What the task requires: Which lines below contain the word "JSON"? Copy each of them.

*** Given records ***

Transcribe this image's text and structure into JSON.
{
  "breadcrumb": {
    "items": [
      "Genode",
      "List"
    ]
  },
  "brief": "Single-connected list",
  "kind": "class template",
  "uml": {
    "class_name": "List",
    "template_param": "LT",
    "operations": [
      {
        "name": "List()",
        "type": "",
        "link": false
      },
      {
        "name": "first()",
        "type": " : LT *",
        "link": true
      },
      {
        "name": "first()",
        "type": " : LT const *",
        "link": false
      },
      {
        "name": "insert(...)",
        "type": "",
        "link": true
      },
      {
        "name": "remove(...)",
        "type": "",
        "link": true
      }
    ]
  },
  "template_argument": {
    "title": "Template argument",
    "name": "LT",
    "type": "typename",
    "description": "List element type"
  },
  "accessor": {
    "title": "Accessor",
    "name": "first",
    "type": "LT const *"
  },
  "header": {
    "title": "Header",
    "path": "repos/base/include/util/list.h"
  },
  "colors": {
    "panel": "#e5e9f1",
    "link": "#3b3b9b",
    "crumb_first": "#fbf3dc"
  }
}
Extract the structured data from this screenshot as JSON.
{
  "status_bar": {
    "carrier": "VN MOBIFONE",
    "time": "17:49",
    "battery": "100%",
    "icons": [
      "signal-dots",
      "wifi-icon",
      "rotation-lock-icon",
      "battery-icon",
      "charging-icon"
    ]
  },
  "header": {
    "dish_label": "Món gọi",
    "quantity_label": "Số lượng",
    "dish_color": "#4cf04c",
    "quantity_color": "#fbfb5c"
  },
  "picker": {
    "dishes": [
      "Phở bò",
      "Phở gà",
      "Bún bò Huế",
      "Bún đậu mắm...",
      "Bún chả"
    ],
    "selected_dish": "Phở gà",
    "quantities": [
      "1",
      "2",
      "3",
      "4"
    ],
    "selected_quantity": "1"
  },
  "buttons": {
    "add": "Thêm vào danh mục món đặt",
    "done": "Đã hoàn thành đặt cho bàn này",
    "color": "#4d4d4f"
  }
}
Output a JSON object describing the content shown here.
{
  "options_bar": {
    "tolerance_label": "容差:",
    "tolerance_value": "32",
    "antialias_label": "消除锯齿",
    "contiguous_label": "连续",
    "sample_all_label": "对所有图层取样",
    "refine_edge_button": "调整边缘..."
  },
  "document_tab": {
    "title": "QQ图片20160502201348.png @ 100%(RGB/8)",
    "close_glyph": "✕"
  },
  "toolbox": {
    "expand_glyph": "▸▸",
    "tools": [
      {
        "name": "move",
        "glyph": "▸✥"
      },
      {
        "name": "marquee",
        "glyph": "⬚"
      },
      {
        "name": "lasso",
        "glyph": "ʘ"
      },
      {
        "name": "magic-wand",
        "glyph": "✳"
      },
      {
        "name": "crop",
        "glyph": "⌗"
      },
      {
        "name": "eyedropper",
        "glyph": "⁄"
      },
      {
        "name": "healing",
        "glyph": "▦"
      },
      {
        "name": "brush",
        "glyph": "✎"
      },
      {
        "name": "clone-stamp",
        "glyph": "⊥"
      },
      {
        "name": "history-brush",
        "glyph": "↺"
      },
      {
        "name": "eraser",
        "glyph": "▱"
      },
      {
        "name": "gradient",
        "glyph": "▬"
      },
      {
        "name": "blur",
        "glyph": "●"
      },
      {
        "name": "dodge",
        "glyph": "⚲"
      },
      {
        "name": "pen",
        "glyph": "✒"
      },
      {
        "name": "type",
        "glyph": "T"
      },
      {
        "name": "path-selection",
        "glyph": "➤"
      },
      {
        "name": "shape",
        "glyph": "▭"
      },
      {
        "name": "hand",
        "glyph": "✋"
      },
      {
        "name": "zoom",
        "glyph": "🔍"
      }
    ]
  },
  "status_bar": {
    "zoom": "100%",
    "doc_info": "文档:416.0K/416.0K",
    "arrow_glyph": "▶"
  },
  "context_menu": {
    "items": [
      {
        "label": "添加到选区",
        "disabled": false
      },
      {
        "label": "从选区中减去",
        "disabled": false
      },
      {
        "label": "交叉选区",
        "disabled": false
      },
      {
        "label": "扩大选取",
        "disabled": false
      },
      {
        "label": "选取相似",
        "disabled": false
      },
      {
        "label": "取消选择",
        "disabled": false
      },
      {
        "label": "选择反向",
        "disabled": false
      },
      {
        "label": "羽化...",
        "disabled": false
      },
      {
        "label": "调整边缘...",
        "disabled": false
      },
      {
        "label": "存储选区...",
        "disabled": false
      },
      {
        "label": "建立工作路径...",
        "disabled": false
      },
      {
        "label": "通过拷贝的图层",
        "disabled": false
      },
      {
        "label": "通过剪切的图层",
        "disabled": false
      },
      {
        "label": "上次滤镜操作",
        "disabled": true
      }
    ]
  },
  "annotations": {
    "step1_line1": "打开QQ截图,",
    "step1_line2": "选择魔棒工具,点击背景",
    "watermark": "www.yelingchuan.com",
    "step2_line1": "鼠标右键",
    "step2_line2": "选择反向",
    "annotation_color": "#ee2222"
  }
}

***

Exercise answer:
Transcribe this image's text and structure into JSON.
Extract the structured data from this screenshot as JSON.
Output a JSON object describing the content shown here.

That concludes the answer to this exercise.